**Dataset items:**
Segment Open
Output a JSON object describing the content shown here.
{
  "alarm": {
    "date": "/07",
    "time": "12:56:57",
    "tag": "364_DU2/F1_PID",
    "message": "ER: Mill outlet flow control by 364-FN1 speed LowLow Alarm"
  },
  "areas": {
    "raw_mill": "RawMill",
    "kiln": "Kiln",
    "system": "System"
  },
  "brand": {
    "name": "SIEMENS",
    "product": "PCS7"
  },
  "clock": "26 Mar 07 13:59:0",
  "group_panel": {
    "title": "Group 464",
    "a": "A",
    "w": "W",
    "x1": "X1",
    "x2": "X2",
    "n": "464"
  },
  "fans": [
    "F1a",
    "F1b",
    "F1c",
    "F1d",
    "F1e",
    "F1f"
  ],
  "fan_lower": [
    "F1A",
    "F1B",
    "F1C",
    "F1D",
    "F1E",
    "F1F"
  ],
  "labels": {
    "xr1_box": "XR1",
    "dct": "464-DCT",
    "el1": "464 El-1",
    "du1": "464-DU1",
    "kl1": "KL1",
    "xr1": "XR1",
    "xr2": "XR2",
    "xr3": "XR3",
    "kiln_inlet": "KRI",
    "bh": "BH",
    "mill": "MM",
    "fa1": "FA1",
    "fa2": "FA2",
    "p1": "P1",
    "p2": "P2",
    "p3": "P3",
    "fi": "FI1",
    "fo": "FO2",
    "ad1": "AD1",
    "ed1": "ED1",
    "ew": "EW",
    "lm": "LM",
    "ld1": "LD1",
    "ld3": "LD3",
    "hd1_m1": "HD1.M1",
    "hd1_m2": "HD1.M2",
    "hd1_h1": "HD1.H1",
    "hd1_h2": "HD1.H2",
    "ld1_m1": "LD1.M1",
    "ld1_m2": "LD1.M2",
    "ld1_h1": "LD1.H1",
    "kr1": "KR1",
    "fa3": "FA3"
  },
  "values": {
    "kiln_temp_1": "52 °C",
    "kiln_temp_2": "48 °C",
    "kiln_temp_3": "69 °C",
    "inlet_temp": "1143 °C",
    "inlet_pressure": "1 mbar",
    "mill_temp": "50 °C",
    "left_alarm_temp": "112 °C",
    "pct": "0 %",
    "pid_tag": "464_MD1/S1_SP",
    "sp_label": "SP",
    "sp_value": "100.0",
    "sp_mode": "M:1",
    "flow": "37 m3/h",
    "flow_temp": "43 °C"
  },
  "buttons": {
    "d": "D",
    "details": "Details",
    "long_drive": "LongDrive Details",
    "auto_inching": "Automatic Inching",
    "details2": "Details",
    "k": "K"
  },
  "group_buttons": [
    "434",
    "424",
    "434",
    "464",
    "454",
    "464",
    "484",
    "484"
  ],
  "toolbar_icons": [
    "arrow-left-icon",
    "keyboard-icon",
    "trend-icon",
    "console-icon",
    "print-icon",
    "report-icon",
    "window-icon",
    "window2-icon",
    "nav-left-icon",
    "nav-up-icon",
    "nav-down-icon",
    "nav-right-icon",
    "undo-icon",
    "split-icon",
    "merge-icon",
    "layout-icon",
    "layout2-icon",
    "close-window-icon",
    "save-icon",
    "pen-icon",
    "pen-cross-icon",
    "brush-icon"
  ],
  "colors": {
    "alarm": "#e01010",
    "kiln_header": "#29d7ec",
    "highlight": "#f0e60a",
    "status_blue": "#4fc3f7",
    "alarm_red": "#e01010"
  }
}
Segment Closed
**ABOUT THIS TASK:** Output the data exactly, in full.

**WORKED SOLUTION:**
Output a JSON object describing the content shown here.
{
  "alarm": {
    "date": "/07",
    "time": "12:56:57",
    "tag": "364_DU2/F1_PID",
    "message": "ER: Mill outlet flow control by 364-FN1 speed LowLow Alarm"
  },
  "areas": {
    "raw_mill": "RawMill",
    "kiln": "Kiln",
    "system": "System"
  },
  "brand": {
    "name": "SIEMENS",
    "product": "PCS7"
  },
  "clock": "26 Mar 07 13:59:0",
  "group_panel": {
    "title": "Group 464",
    "a": "A",
    "w": "W",
    "x1": "X1",
    "x2": "X2",
    "n": "464"
  },
  "fans": [
    "F1a",
    "F1b",
    "F1c",
    "F1d",
    "F1e",
    "F1f"
  ],
  "fan_lower": [
    "F1A",
    "F1B",
    "F1C",
    "F1D",
    "F1E",
    "F1F"
  ],
  "labels": {
    "xr1_box": "XR1",
    "dct": "464-DCT",
    "el1": "464 El-1",
    "du1": "464-DU1",
    "kl1": "KL1",
    "xr1": "XR1",
    "xr2": "XR2",
    "xr3": "XR3",
    "kiln_inlet": "KRI",
    "bh": "BH",
    "mill": "MM",
    "fa1": "FA1",
    "fa2": "FA2",
    "p1": "P1",
    "p2": "P2",
    "p3": "P3",
    "fi": "FI1",
    "fo": "FO2",
    "ad1": "AD1",
    "ed1": "ED1",
    "ew": "EW",
    "lm": "LM",
    "ld1": "LD1",
    "ld3": "LD3",
    "hd1_m1": "HD1.M1",
    "hd1_m2": "HD1.M2",
    "hd1_h1": "HD1.H1",
    "hd1_h2": "HD1.H2",
    "ld1_m1": "LD1.M1",
    "ld1_m2": "LD1.M2",
    "ld1_h1": "LD1.H1",
    "kr1": "KR1",
    "fa3": "FA3"
  },
  "values": {
    "kiln_temp_1": "52 °C",
    "kiln_temp_2": "48 °C",
    "kiln_temp_3": "69 °C",
    "inlet_temp": "1143 °C",
    "inlet_pressure": "1 mbar",
    "mill_temp": "50 °C",
    "left_alarm_temp": "112 °C",
    "pct": "0 %",
    "pid_tag": "464_MD1/S1_SP",
    "sp_label": "SP",
    "sp_value": "100.0",
    "sp_mode": "M:1",
    "flow": "37 m3/h",
    "flow_temp": "43 °C"
  },
  "buttons": {
    "d": "D",
    "details": "Details",
    "long_drive": "LongDrive Details",
    "auto_inching": "Automatic Inching",
    "details2": "Details",
    "k": "K"
  },
  "group_buttons": [
    "434",
    "424",
    "434",
    "464",
    "454",
    "464",
    "484",
    "484"
  ],
  "toolbar_icons": [
    "arrow-left-icon",
    "keyboard-icon",
    "trend-icon",
    "console-icon",
    "print-icon",
    "report-icon",
    "window-icon",
    "window2-icon",
    "nav-left-icon",
    "nav-up-icon",
    "nav-down-icon",
    "nav-right-icon",
    "undo-icon",
    "split-icon",
    "merge-icon",
    "layout-icon",
    "layout2-icon",
    "close-window-icon",
    "save-icon",
    "pen-icon",
    "pen-cross-icon",
    "brush-icon"
  ],
  "colors": {
    "alarm": "#e01010",
    "kiln_header": "#29d7ec",
    "highlight": "#f0e60a",
    "status_blue": "#4fc3f7",
    "alarm_red": "#e01010"
  }
}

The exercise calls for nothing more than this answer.